In the Journals

TXA linked with decreased blood loss rate after adolescent scoliosis surgery

Susan Goobie
Susan M. Goobie

The use of tranexamic acid compared with placebo in patients who underwent surgery for adolescent idiopathic scoliosis significantly decreased blood loss by 27%, according to recently published data.

"This prospective randomized controlled trial demonstrates that intravenous [tranexamic acid] TXA in children undergoing adolescent idiopathic spinal fusion surgery is effective in reducing blood loss and transfusion requirements,” Susan M. Goobie, MD, FRCPC, told Healio.com/Orthopedics. “A 27% reduction in blood loss with TXA is reported even when multimodal PBM strategies are employed. TXA decreases the rate of blood loss intra-operatively and the effect extends into the postoperative period with a significant reduction in drain output at 24 hours in the TXA group compared to the placebo.”

She added, “We know from further pharmacokinetic analysis of this data (unpublished) that a dose of 30 mg/kg loading dose and 10 mg/kg per hour maintains TXA plasma levels in the therapeutic range and therefore this is the current dose used at Boston Children's Hospital for [adolescent idiopathic scoliosis] AIS surgery."

Researchers identified 111 patients with AIS and randomly assigned them to either placebo or tranexamic acid. Power analysis showed that 50 patients per treatment group would offer power to detect a less than 20% difference in blood loss. Blood loss rates were compared with two-way analysis of variance with the group-by-time interaction F test.

Results showed the risk for clinically relevant blood loss in patients who received placebo was more than twice as high compared with patients who received TXA. Patients treated with TXA vs. patients who received placebo had a 27% decrease in intraoperative blood loss, significantly lower rate of intraoperative bleeding per hour and per fused spinal level, less intraoperative blood loss and less postoperative bleeding in the drain. There were six patients who received placebo that needed an allogenic blood transfusion compared with no patients who received TXA. Investigators noted there were no perioperative adverse events such as thromboembolic events or seizures.

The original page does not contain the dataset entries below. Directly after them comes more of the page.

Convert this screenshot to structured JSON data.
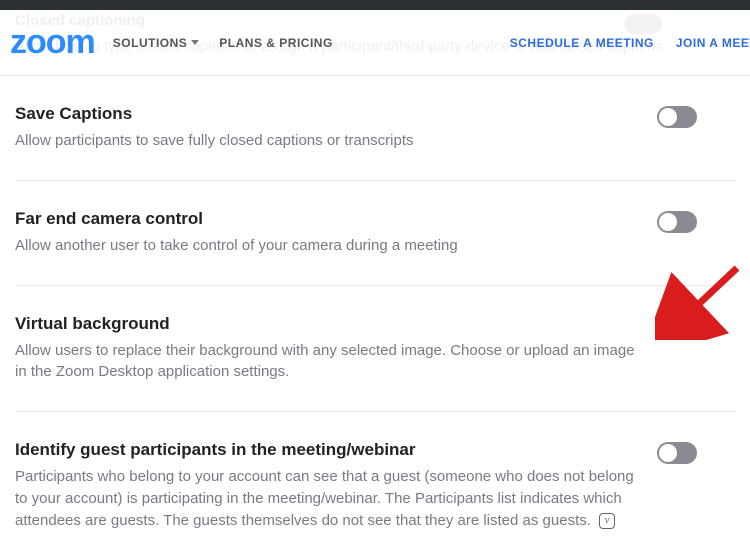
{
  "ghost": {
    "title": "Closed captioning",
    "desc": "Allow host to type closed captions or assign a participant/third party device to add closed captions"
  },
  "nav": {
    "logo": "zoom",
    "solutions": "SOLUTIONS",
    "plans": "PLANS & PRICING",
    "schedule": "SCHEDULE A MEETING",
    "join": "JOIN A MEETING"
  },
  "settings": [
    {
      "title": "Save Captions",
      "desc": "Allow participants to save fully closed captions or transcripts",
      "on": false,
      "help": false
    },
    {
      "title": "Far end camera control",
      "desc": "Allow another user to take control of your camera during a meeting",
      "on": false,
      "help": false
    },
    {
      "title": "Virtual background",
      "desc": "Allow users to replace their background with any selected image. Choose or upload an image in the Zoom Desktop application settings.",
      "on": true,
      "help": false
    },
    {
      "title": "Identify guest participants in the meeting/webinar",
      "desc": "Participants who belong to your account can see that a guest (someone who does not belong to your account) is participating in the meeting/webinar. The Participants list indicates which attendees are guests. The guests themselves do not see that they are listed as guests.",
      "on": false,
      "help": true
    }
  ],
  "helpGlyph": "v"
}
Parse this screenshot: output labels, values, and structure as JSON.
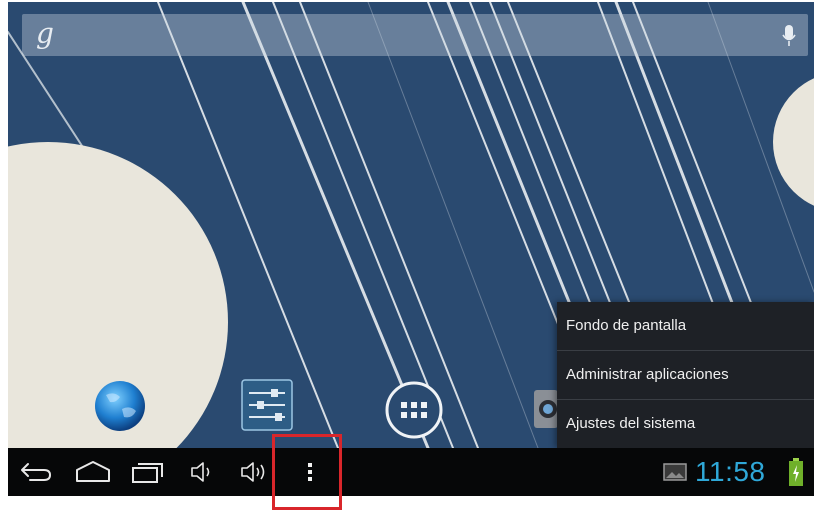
{
  "search_bar": {
    "logo": "g"
  },
  "overflow_menu": {
    "items": [
      {
        "label": "Fondo de pantalla"
      },
      {
        "label": "Administrar aplicaciones"
      },
      {
        "label": "Ajustes del sistema"
      }
    ]
  },
  "status": {
    "time": "11:58"
  },
  "colors": {
    "wallpaper": "#2a4a70",
    "clock": "#2fa8d8",
    "highlight": "#d9262b",
    "menu_bg": "#1e2126"
  },
  "icons": {
    "dock": [
      "browser-globe-icon",
      "settings-sliders-icon",
      "app-drawer-icon",
      "camera-icon"
    ],
    "navbar": [
      "back-icon",
      "home-icon",
      "recent-apps-icon",
      "volume-down-icon",
      "volume-up-icon",
      "menu-dots-icon",
      "screenshot-icon",
      "battery-icon"
    ]
  }
}
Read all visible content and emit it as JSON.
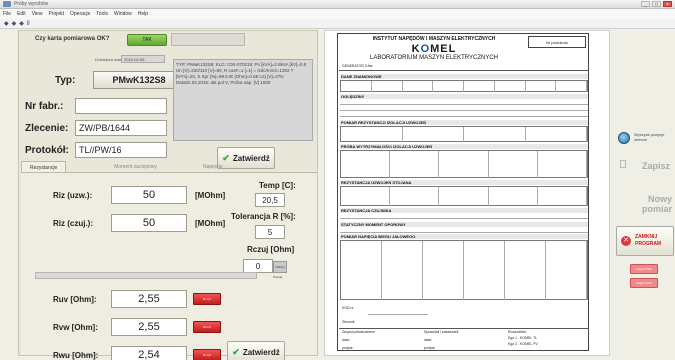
{
  "window": {
    "title": "Próby wyrobów",
    "min": "_",
    "max": "□",
    "close": "×"
  },
  "menu": [
    "File",
    "Edit",
    "View",
    "Projekt",
    "Operacje",
    "Tools",
    "Window",
    "Help"
  ],
  "toolbar": [
    "◆",
    "◆",
    "◆",
    "Ⅱ"
  ],
  "check": {
    "label": "Czy karta pomiarowa OK?",
    "button": "TAK"
  },
  "form": {
    "date_label": "Dzisiejsza data",
    "date_value": "2010-02-06",
    "typ_label": "Typ:",
    "typ_value": "PMwK132S8",
    "nr_label": "Nr fabr.:",
    "nr_value": "",
    "zlecenie_label": "Zlecenie:",
    "zlecenie_value": "ZW/PB/1644",
    "protokol_label": "Protokół:",
    "protokol_value": "TL//PW/16",
    "info_text": "TYP: PMwK132S8; KLG: C04-070219; Pn [kVA]=2.8kVA [kV]=0.8 Un [V]=220/110 [V]=80, R cosF=1 [=1] = Izdc/mm2=1302 T [N*m]=20, S Spr [%]=99.5 IE [Ohm]=0.68 Uzj [V]=275; Data02.02.2016; akt pol V; Próba nap. [V] 1500",
    "zatwierdz": "Zatwierdź"
  },
  "tabs": [
    "Rezystancje",
    "Moment zaciepowy",
    "Napięcie"
  ],
  "meas": {
    "riz_uzw_label": "Riz (uzw.):",
    "riz_uzw_value": "50",
    "riz_uzw_unit": "[MOhm]",
    "riz_czuj_label": "Riz (czuj.):",
    "riz_czuj_value": "50",
    "riz_czuj_unit": "[MOhm]",
    "temp_label": "Temp [C]:",
    "temp_value": "20,5",
    "tol_label": "Tolerancja R [%]:",
    "tol_value": "5",
    "rczuj_label": "Rczuj [Ohm]",
    "rczuj_value": "0",
    "pomiar_label": "Pomiar",
    "pomiar_btn": "Odczyt",
    "ruv_label": "Ruv [Ohm]:",
    "ruv_value": "2,55",
    "rvw_label": "Rvw [Ohm]:",
    "rvw_value": "2,55",
    "rwu_label": "Rwu [Ohm]:",
    "rwu_value": "2,54",
    "ind_text": "BŁĄD",
    "zatwierdz": "Zatwierdź"
  },
  "doc": {
    "title1": "INSTYTUT NAPĘDÓW I MASZYN ELEKTRYCZNYCH",
    "logo_k": "K",
    "logo_o": "O",
    "logo_rest": "MEL",
    "title2": "LABORATORIUM MASZYN ELEKTRYCZNYCH",
    "np_label": "Nr protokołu",
    "generator_label": "GENERATOR 3-faz",
    "dane": "DANE ZNAMIONOWE",
    "ogledziny": "OGLĘDZINY",
    "pomiar_rez": "POMIAR REZYSTANCJI IZOLACJI UZWOJEŃ",
    "proba_wytrz": "PRÓBA WYTRZYMAŁOŚCI IZOLACJI UZWOJEŃ",
    "rezystancja": "REZYSTANCJA UZWOJEŃ STOJANA",
    "rez_czujnika": "REZYSTANCJA CZUJNIKA",
    "statyczny": "STATYCZNY MOMENT OPOROWY",
    "pomiar_nap": "POMIAR NAPIĘCIA BIEGU JAŁOWEGO",
    "kod_label": "KOD nr",
    "uwagi_label": "Zbiornik",
    "foot_left": "Zespół potwierdzenie",
    "foot_mid": "Sprawdził i zatwierdził",
    "foot_right1": "Rozdzielnik:",
    "foot_right2": "Egz 1 - KOMEL TL",
    "foot_right3": "Egz 2 - KOMEL PV",
    "data_label": "data:",
    "podpis_label": "podpis:"
  },
  "right": {
    "koncowka": "Wyczyść pozycje obecne",
    "zapisz": "Zapisz",
    "nowy": "Nowy pomiar",
    "zamknij1": "ZAMKNIJ",
    "zamknij2": "PROGRAM",
    "mini1": "Zapisz PDF",
    "mini2": "Zapisz XLS"
  }
}
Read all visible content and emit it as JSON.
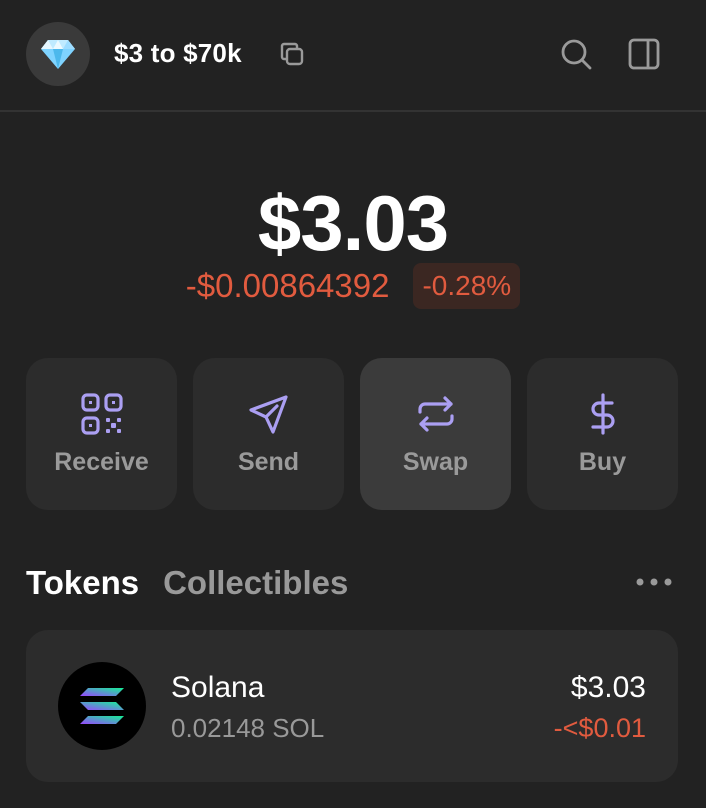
{
  "header": {
    "avatar_icon": "diamond-icon",
    "account_name": "$3 to $70k",
    "copy_icon": "copy-icon",
    "search_icon": "search-icon",
    "sidebar_icon": "sidebar-panel-icon"
  },
  "balance": {
    "total": "$3.03",
    "change_value": "-$0.00864392",
    "change_percent": "-0.28%"
  },
  "actions": [
    {
      "label": "Receive",
      "icon": "qr-code-icon"
    },
    {
      "label": "Send",
      "icon": "send-icon"
    },
    {
      "label": "Swap",
      "icon": "swap-icon"
    },
    {
      "label": "Buy",
      "icon": "dollar-icon"
    }
  ],
  "tabs": [
    {
      "label": "Tokens",
      "active": true
    },
    {
      "label": "Collectibles",
      "active": false
    }
  ],
  "tokens": [
    {
      "name": "Solana",
      "amount": "0.02148 SOL",
      "value": "$3.03",
      "change": "-<$0.01",
      "icon": "solana-logo-icon"
    }
  ],
  "colors": {
    "background": "#222222",
    "card": "#2c2c2c",
    "accent": "#ab9ff2",
    "negative": "#e15b3f"
  }
}
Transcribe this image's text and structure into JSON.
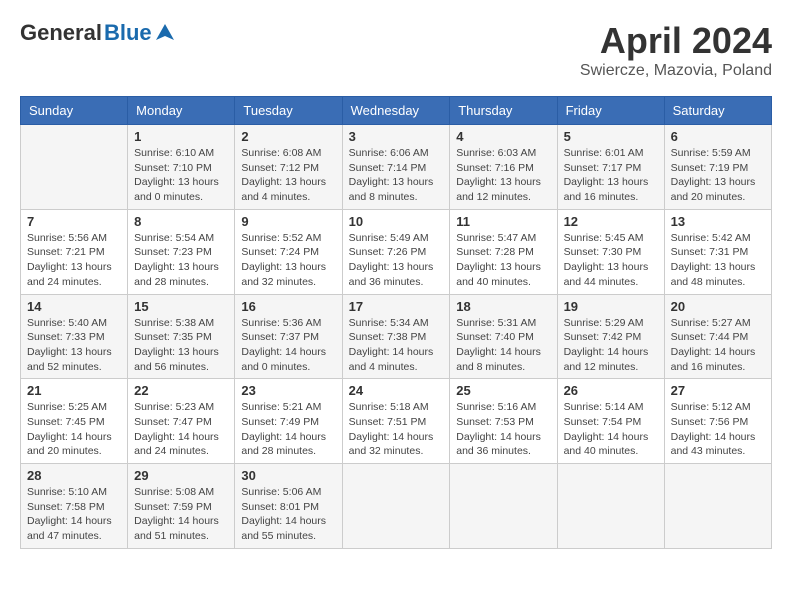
{
  "header": {
    "logo_general": "General",
    "logo_blue": "Blue",
    "title": "April 2024",
    "location": "Swiercze, Mazovia, Poland"
  },
  "weekdays": [
    "Sunday",
    "Monday",
    "Tuesday",
    "Wednesday",
    "Thursday",
    "Friday",
    "Saturday"
  ],
  "weeks": [
    [
      {
        "day": "",
        "info": ""
      },
      {
        "day": "1",
        "info": "Sunrise: 6:10 AM\nSunset: 7:10 PM\nDaylight: 13 hours\nand 0 minutes."
      },
      {
        "day": "2",
        "info": "Sunrise: 6:08 AM\nSunset: 7:12 PM\nDaylight: 13 hours\nand 4 minutes."
      },
      {
        "day": "3",
        "info": "Sunrise: 6:06 AM\nSunset: 7:14 PM\nDaylight: 13 hours\nand 8 minutes."
      },
      {
        "day": "4",
        "info": "Sunrise: 6:03 AM\nSunset: 7:16 PM\nDaylight: 13 hours\nand 12 minutes."
      },
      {
        "day": "5",
        "info": "Sunrise: 6:01 AM\nSunset: 7:17 PM\nDaylight: 13 hours\nand 16 minutes."
      },
      {
        "day": "6",
        "info": "Sunrise: 5:59 AM\nSunset: 7:19 PM\nDaylight: 13 hours\nand 20 minutes."
      }
    ],
    [
      {
        "day": "7",
        "info": "Sunrise: 5:56 AM\nSunset: 7:21 PM\nDaylight: 13 hours\nand 24 minutes."
      },
      {
        "day": "8",
        "info": "Sunrise: 5:54 AM\nSunset: 7:23 PM\nDaylight: 13 hours\nand 28 minutes."
      },
      {
        "day": "9",
        "info": "Sunrise: 5:52 AM\nSunset: 7:24 PM\nDaylight: 13 hours\nand 32 minutes."
      },
      {
        "day": "10",
        "info": "Sunrise: 5:49 AM\nSunset: 7:26 PM\nDaylight: 13 hours\nand 36 minutes."
      },
      {
        "day": "11",
        "info": "Sunrise: 5:47 AM\nSunset: 7:28 PM\nDaylight: 13 hours\nand 40 minutes."
      },
      {
        "day": "12",
        "info": "Sunrise: 5:45 AM\nSunset: 7:30 PM\nDaylight: 13 hours\nand 44 minutes."
      },
      {
        "day": "13",
        "info": "Sunrise: 5:42 AM\nSunset: 7:31 PM\nDaylight: 13 hours\nand 48 minutes."
      }
    ],
    [
      {
        "day": "14",
        "info": "Sunrise: 5:40 AM\nSunset: 7:33 PM\nDaylight: 13 hours\nand 52 minutes."
      },
      {
        "day": "15",
        "info": "Sunrise: 5:38 AM\nSunset: 7:35 PM\nDaylight: 13 hours\nand 56 minutes."
      },
      {
        "day": "16",
        "info": "Sunrise: 5:36 AM\nSunset: 7:37 PM\nDaylight: 14 hours\nand 0 minutes."
      },
      {
        "day": "17",
        "info": "Sunrise: 5:34 AM\nSunset: 7:38 PM\nDaylight: 14 hours\nand 4 minutes."
      },
      {
        "day": "18",
        "info": "Sunrise: 5:31 AM\nSunset: 7:40 PM\nDaylight: 14 hours\nand 8 minutes."
      },
      {
        "day": "19",
        "info": "Sunrise: 5:29 AM\nSunset: 7:42 PM\nDaylight: 14 hours\nand 12 minutes."
      },
      {
        "day": "20",
        "info": "Sunrise: 5:27 AM\nSunset: 7:44 PM\nDaylight: 14 hours\nand 16 minutes."
      }
    ],
    [
      {
        "day": "21",
        "info": "Sunrise: 5:25 AM\nSunset: 7:45 PM\nDaylight: 14 hours\nand 20 minutes."
      },
      {
        "day": "22",
        "info": "Sunrise: 5:23 AM\nSunset: 7:47 PM\nDaylight: 14 hours\nand 24 minutes."
      },
      {
        "day": "23",
        "info": "Sunrise: 5:21 AM\nSunset: 7:49 PM\nDaylight: 14 hours\nand 28 minutes."
      },
      {
        "day": "24",
        "info": "Sunrise: 5:18 AM\nSunset: 7:51 PM\nDaylight: 14 hours\nand 32 minutes."
      },
      {
        "day": "25",
        "info": "Sunrise: 5:16 AM\nSunset: 7:53 PM\nDaylight: 14 hours\nand 36 minutes."
      },
      {
        "day": "26",
        "info": "Sunrise: 5:14 AM\nSunset: 7:54 PM\nDaylight: 14 hours\nand 40 minutes."
      },
      {
        "day": "27",
        "info": "Sunrise: 5:12 AM\nSunset: 7:56 PM\nDaylight: 14 hours\nand 43 minutes."
      }
    ],
    [
      {
        "day": "28",
        "info": "Sunrise: 5:10 AM\nSunset: 7:58 PM\nDaylight: 14 hours\nand 47 minutes."
      },
      {
        "day": "29",
        "info": "Sunrise: 5:08 AM\nSunset: 7:59 PM\nDaylight: 14 hours\nand 51 minutes."
      },
      {
        "day": "30",
        "info": "Sunrise: 5:06 AM\nSunset: 8:01 PM\nDaylight: 14 hours\nand 55 minutes."
      },
      {
        "day": "",
        "info": ""
      },
      {
        "day": "",
        "info": ""
      },
      {
        "day": "",
        "info": ""
      },
      {
        "day": "",
        "info": ""
      }
    ]
  ]
}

According to researchers, TXA administration, duration of surgery and number of levels fused were among the independent factors predictive of blood loss. A predictive independent variable of a longer hospital stay was linked to greater intraoperative blood loss. – by Monica Jaramillo

 

Disclosures: Goobie reports she receives grants from Scoliosis Research Society and personal fees from Octaplast. Please see the full study for a list of all other authors’ relevant financial disclosures.

 

 

Susan Goobie
Susan M. Goobie

The use of tranexamic acid compared with placebo in patients who underwent surgery for adolescent idiopathic scoliosis significantly decreased blood loss by 27%, according to recently published data.

"This prospective randomized controlled trial demonstrates that intravenous [tranexamic acid] TXA in children undergoing adolescent idiopathic spinal fusion surgery is effective in reducing blood loss and transfusion requirements,” Susan M. Goobie, MD, FRCPC, told Healio.com/Orthopedics. “A 27% reduction in blood loss with TXA is reported even when multimodal PBM strategies are employed. TXA decreases the rate of blood loss intra-operatively and the effect extends into the postoperative period with a significant reduction in drain output at 24 hours in the TXA group compared to the placebo.”

She added, “We know from further pharmacokinetic analysis of this data (unpublished) that a dose of 30 mg/kg loading dose and 10 mg/kg per hour maintains TXA plasma levels in the therapeutic range and therefore this is the current dose used at Boston Children's Hospital for [adolescent idiopathic scoliosis] AIS surgery."

Researchers identified 111 patients with AIS and randomly assigned them to either placebo or tranexamic acid. Power analysis showed that 50 patients per treatment group would offer power to detect a less than 20% difference in blood loss. Blood loss rates were compared with two-way analysis of variance with the group-by-time interaction F test.

Results showed the risk for clinically relevant blood loss in patients who received placebo was more than twice as high compared with patients who received TXA. Patients treated with TXA vs. patients who received placebo had a 27% decrease in intraoperative blood loss, significantly lower rate of intraoperative bleeding per hour and per fused spinal level, less intraoperative blood loss and less postoperative bleeding in the drain. There were six patients who received placebo that needed an allogenic blood transfusion compared with no patients who received TXA. Investigators noted there were no perioperative adverse events such as thromboembolic events or seizures.

According to researchers, TXA administration, duration of surgery and number of levels fused were among the independent factors predictive of blood loss. A predictive independent variable of a longer hospital stay was linked to greater intraoperative blood loss. – by Monica Jaramillo

 

Disclosures: Goobie reports she receives grants from Scoliosis Research Society and personal fees from Octaplast. Please see the full study for a list of all other authors’ relevant financial disclosures.